Hospice care, which is “considered to be the gold standard for quality, compassionate care during a life-limiting diagnosis,” is provided by “a team of experts in medical care, pain management, emotional and spiritual support, and volunteers who all tailor their skills to the individual’s wishes,” organizers said in a press release.

“We have many different disciplines, we have nurses, we have social workers,” Garrett-Bureau said. “We can help them through the process with their families.”

It’s important to recognize that hospice is “about living, not dying,” Garrett-Bureau said. Furthermore, Voegtline emphasized that “people in hospice actually live longer than those who aren’t under hospice care.”

Hospice aims to provide care for the physical, mental, emotional, social and spiritual well-being of patients and families.

“These providers specialize in palliative care and work closely with staff and volunteers to address all the symptoms of illness, with the aim of promoting comfort and dignity,” the press release states.

Through the team-based, individualized approach of hospice care, providers work to support the family and recognize “every family’s needs are a little bit different,” Voegtline said, noting that hospice care can be provided in a person’s home, a nursing or assisted living facility or a hospice house, such as Marquette’s Trillium House.

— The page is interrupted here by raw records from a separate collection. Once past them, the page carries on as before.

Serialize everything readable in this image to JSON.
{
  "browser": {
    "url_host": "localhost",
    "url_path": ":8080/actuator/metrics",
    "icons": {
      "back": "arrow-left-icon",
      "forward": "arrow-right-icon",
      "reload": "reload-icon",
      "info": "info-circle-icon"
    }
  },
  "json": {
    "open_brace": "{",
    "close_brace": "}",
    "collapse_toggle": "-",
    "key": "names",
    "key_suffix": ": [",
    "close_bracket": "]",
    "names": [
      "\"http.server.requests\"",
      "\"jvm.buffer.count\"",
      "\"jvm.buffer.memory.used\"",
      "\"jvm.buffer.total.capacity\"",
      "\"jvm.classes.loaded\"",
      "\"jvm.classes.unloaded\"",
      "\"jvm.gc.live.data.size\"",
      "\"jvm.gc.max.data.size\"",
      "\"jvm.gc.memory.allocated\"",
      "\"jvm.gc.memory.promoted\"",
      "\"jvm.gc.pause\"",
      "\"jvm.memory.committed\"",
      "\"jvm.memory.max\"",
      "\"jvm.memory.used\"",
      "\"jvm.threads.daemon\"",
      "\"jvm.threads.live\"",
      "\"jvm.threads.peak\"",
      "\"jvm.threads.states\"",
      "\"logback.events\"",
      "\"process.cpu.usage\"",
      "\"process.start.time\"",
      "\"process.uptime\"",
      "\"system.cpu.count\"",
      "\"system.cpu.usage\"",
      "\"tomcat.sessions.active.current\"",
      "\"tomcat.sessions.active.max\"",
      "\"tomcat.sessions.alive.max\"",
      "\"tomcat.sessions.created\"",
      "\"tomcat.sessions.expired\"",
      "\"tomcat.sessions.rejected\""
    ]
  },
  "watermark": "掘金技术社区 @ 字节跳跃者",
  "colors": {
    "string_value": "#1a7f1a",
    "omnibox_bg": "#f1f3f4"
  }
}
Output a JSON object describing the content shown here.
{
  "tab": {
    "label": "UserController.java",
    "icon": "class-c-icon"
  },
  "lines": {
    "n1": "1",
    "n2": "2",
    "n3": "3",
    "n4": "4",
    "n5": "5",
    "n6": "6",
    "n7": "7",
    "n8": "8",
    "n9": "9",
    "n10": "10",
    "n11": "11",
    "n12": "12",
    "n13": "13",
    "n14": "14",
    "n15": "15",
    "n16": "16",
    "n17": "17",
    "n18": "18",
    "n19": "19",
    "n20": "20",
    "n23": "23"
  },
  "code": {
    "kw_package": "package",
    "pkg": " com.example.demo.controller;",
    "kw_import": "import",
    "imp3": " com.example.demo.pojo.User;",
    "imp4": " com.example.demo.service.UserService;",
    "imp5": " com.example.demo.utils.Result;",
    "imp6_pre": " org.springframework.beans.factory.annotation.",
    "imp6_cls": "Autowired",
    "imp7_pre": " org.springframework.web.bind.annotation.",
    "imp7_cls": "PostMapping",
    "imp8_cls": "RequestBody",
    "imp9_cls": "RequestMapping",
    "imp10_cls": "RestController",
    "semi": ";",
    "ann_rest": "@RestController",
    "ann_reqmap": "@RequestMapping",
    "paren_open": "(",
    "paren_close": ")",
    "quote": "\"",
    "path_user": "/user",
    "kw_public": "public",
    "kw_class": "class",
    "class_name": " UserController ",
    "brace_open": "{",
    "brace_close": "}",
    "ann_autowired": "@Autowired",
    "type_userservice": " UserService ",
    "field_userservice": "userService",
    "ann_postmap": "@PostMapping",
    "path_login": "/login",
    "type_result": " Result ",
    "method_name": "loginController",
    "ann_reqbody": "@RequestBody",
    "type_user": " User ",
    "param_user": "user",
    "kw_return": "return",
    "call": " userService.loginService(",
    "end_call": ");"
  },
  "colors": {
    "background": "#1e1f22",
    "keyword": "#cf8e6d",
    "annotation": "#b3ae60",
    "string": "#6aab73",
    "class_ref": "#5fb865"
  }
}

“It’s a sacred space, being able to be in someone’s home during those days and being invited in,” Voegtline said. “It’s a privilege that our nurses have and they’re just the most compassionate people that I’ve ever met.”

Throughout the National Hospice and Palliative Care Month, both nonprofit hospice agencies will continue to raise funds and awareness.

U.P. Home Health & Hospice will be offering educational videos on its Facebook page each Saturday, Garrett-Bureau said.

“We are going to be doing some educational things on Facebook and we’re trying to get out into the community to do some more education on what hospice care is,” she said.

Lake Superior Life Care & Hospice will be offering Casual for a Cause events throughout the month of November. Participating organizations can invite employees to wear jeans or other casual clothes to work on a selected day for a donation, with stickers supplied by the hospice agencies. The day and the donation amount can be chosen by the participating organization, Voegtline said.

In conjunction with Thomas Theatre Group, Lake Superior Life Care & Hospice is inviting veterans and their families to a showing of “Field of Dreams” at 1:10 p.m. Monday with free admission, popcorn and soda for veterans at Thomas Theatre in Marquette.

Admission for family and friends is $5, with a $5 popcorn and soda combo also offered for family and friends.

The event is also supported by the Superior Health Foundation and UP Health System Home Care and Hospice. Attendees are asked to RSVP to 906-225-7760 as space is limited.

For more information on U.P. Home Health & Hospice, call 906-225-4545, visit www.uphomehealth.org or find its Facebook page. To learn more about Lake Superior Life Care & Hospice, call 906-225-7760, visit www.lakesuperiorhospice.org or it on Facebook.

Cecilia Brown can be reached at 906-228-2500, ext. 248.